- contentWhat is a voluntary organisation?
- contentTell me more about registered housing associations and exempt accommodation
- contentTell me more about registered societies
- contentWhat is exempt accommodation?
- contentHow is housing benefit calculated when a person living in exempt accommodation is employed?
- contentHow is Housing Benefit calculated for exempt accommodation?
- contentHow is accommodation “provided by” a social or voluntary sector landlord?
- contentHow does the taper work for employed claimants living in exempt accommodation? (Figures)
- contentWhat is the law on exempt accommodation subsidy?
- contentSubsidy calculation when the landlord is a registered housing association
- contentHow do the housing benefit subsidy arrangements work in exempt accommodation
- contentWhat does “not trading for profit” mean?
- contentSubsidy calculation when the landlord is a charity, voluntary organisation or English non-metropolitan county council
- contentWhich landlords count as being in the social or voluntary sector?
- contentWhat is a registered charity?
- contentWhere does the law define exempt work?
- contentExamples of subsidy for exempt accommodation
Can a not-for-profit body buy goods and services from its own members and directors?
There is no reason why a not-for-profit body cannot buy goods and services on a commercial basis from its own members, directors, trustees etc. This was the conclusion of the Upper Tribunal in the case Wirral Borough Council v MF (HB)  UKUT 291 (AAC). The UT’s reasoning was as follows:
- It is inevitable that a not-for-profit body will have to enter into commercial transactions with suppliers who sell goods and services for profit
- There is no reason why those suppliers should not be companies or individuals who have links to the not-for-profit body, for example its members, directors or trustees or commercial companies associated with those members, directors or trustees, provided the dealings between the not-for-profit body and its suppliers are “bona fide and commercial”
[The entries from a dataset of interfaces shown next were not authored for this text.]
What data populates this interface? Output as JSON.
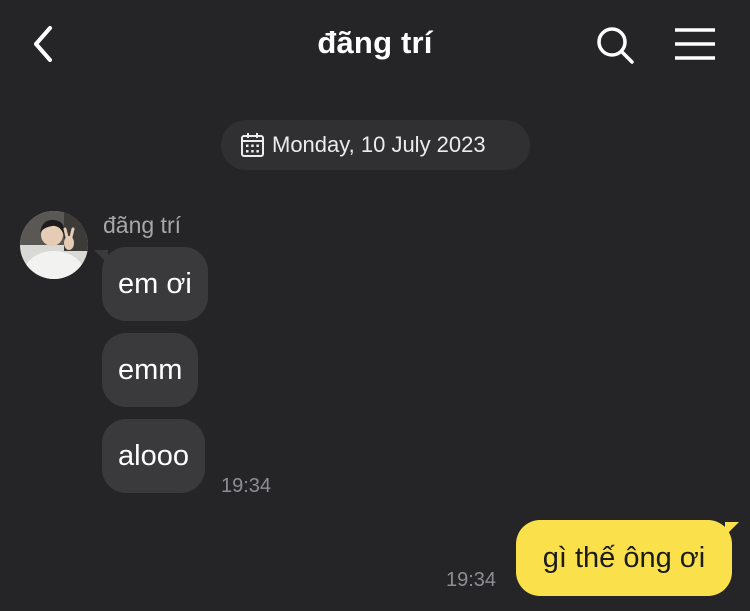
{
  "header": {
    "title": "đãng trí",
    "back_icon": "chevron-left-icon",
    "search_icon": "search-icon",
    "menu_icon": "hamburger-menu-icon"
  },
  "date_separator": {
    "icon": "calendar-icon",
    "text": "Monday, 10 July 2023"
  },
  "incoming": {
    "sender_name": "đãng trí",
    "avatar_icon": "avatar",
    "messages": [
      "em ơi",
      "emm",
      "alooo"
    ],
    "time": "19:34"
  },
  "outgoing": {
    "message": "gì thế ông ơi",
    "time": "19:34"
  },
  "colors": {
    "background": "#252527",
    "incoming_bubble": "#3a3a3c",
    "outgoing_bubble": "#fae04b",
    "date_pill": "#303033",
    "timestamp": "#8e8e92"
  }
}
What does “bona fide and commercial” mean?
This expression describes an arrangement that is:
- carried out for valid reasons in the context of a not-for-profit body, i.e. it is reasonable that the not-for-profit body should be procuring the particular service/goods in order to carry out its objectives, and
- priced at a reasonable commercial rate so that the supplier is not abusing his/her position by over-charging a not-for-profit body over which s/he is able to exercise control or influence
- In simple terms, the not-for-profit body would not be able to obtain the service/goods at a cheaper price elsewhere
What if the not-for-profit body is paying more than it needs to for goods/services supplied by someone with close connections?
In that case the local authority might suspect that the people who run the not-for-profit body are taking a “disguised profit”.